HARTFORD, Conn. — Officials at the Connecticut Department of Public Health (CT-DPH) are deploying a satellite-based emergency communications system across the state that uses dispatch radio capability from Mobile Satellite Ventures (MSV) in Reston, Va.
The department, which two years ago responded to an anthrax case that also involved four other states, is the lead state agency deploying a system to coordinate public health communications to respond to a bioterrorism event or other health emergency.
The system, which Connecticut officials call "MEDSAT," receives money through the state's CDC Public Health Bioterrorism Preparedness and Response grant. MEDSAT connects the department's Command Post to all 32 Connecticut-based hospitals, the Connecticut Emergency Operations Center (EOC), and the Connecticut Hospital Association (CHA).
"We have implemented a very secure and reliable voice communications system," says Michael Purcaro, the department's communications manager and MEDSAT project leader. "We looked at hospitals as an important partner in which to build this infrastructure."
Department leaders have established several talk groups that link the department's Command Post to state hospitals, Connecticut's EOC, the department's mobile MEDSAT units, the state's two hospital-based Centers of Excellence for bioterrorism preparedness and response, and CHA.
Hartford Hospital in the northern tier of the state and Yale New Haven Hospital in the southern tier represent the Centers of Excellence.
The satellite terminals are deployed in dispatch centers and emergency command centers, says Scott Palmer, manager for the emergency communications center at Hartford Hospital. "It's a tremendous benefit for the state as a whole to have this system in place."

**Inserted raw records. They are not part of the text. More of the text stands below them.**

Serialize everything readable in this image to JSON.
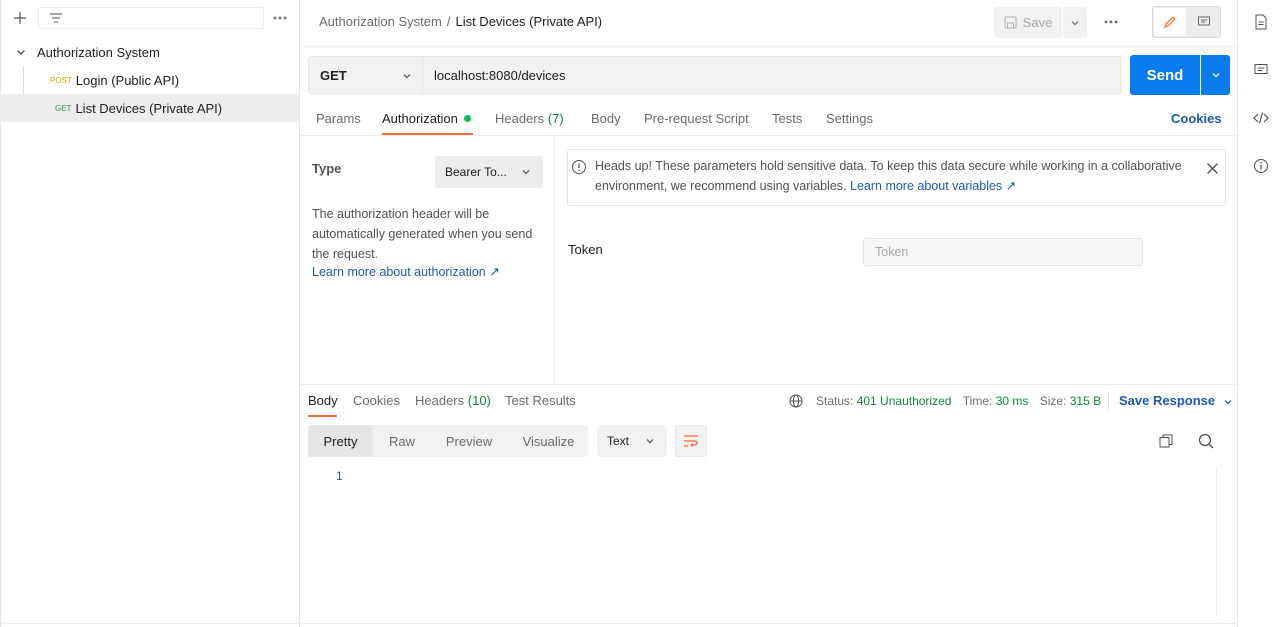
{
  "sidebar": {
    "collection_name": "Authorization System",
    "items": [
      {
        "method": "POST",
        "label": "Login (Public API)"
      },
      {
        "method": "GET",
        "label": "List Devices (Private API)"
      }
    ]
  },
  "header": {
    "breadcrumb_parent": "Authorization System",
    "breadcrumb_sep": "/",
    "breadcrumb_current": "List Devices (Private API)",
    "save_label": "Save"
  },
  "request": {
    "method": "GET",
    "url": "localhost:8080/devices",
    "send_label": "Send",
    "tabs": [
      "Params",
      "Authorization",
      "Headers",
      "Body",
      "Pre-request Script",
      "Tests",
      "Settings"
    ],
    "headers_count": "(7)",
    "cookies_label": "Cookies"
  },
  "auth": {
    "type_label": "Type",
    "type_value": "Bearer To...",
    "description": "The authorization header will be automatically generated when you send the request.",
    "learn_more": "Learn more about authorization ↗",
    "alert_text": "Heads up! These parameters hold sensitive data. To keep this data secure while working in a collaborative environment, we recommend using variables.",
    "alert_link": "Learn more about variables ↗",
    "token_label": "Token",
    "token_placeholder": "Token"
  },
  "response": {
    "tabs": [
      "Body",
      "Cookies",
      "Headers",
      "Test Results"
    ],
    "headers_count": "(10)",
    "status_label": "Status:",
    "status_value": "401 Unauthorized",
    "time_label": "Time:",
    "time_value": "30 ms",
    "size_label": "Size:",
    "size_value": "315 B",
    "save_response": "Save Response",
    "views": [
      "Pretty",
      "Raw",
      "Preview",
      "Visualize"
    ],
    "format": "Text",
    "line_number": "1"
  },
  "colors": {
    "accent_orange": "#f26b3a",
    "send_blue": "#097bed",
    "link_blue": "#1c59b8",
    "success_green": "#0b8a3c",
    "post_yellow": "#d6a300",
    "get_green": "#2a9d55"
  }
}
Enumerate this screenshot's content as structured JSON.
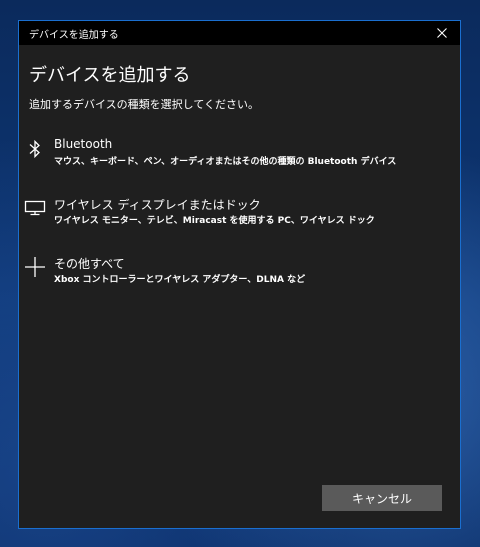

The satellite system provides the department, other hospitals, and Coordinated Medical Emergency Dispatch centers with a back-up system to ensure the ability to communicate critical messages in what may be the greatest time of need. "The state of Connecticut is covered," Palmer says.
"Being able to bring everyone together over one channel securely and reliably is not something we currently have the ability to do with cellular or traditional radio communications," says Kerry Flaherty, director of the Connecticut Office of Emergency Management.
"This is just the beginning of the state of Connecticut using leading-edge technology," Flaherty says. "We're very close to being able to support response and recovery under the worst possible conditions without losing communications. I think in the future we will expand the system to the local communities. It's going to be a great system."
The technology behind the emergency communications system is MSV Dispatch Radio Service. The solution has two-way group communications capability that enables one user to talk to many, or enables users to conduct private one-to-one conversations.
The Dispatch Radio Network has a mobile terminal, a MSV satellite (MSAT 1 or 2), a satellite hub and ground system, and a dispatcher.
To direct and redirect a fleet reliably, Dispatch Radio Service has two-way voice dispatch or one-way voice broadcast service, which can be a cost-efficient alternative to land-based radio communications systems, MSV officials claim. Users do not have to build and maintain their own private network, which minimizes capital costs and eliminates network support costs.
The MSV network acts much the same as a radio tower, turning the entire continent into a single cell and transmitting signals to and receiving signals from subscribers on the ground. Dispatch Radio Service can also be configured to provide extra security to subscribers, MSV officials say.
Mobile Satellite Ventures offers customers a choice of wireless data, voice, fax, and dispatch radio services via its two MSAT satellites. For more information, visit MSV online at www.msvlp.com.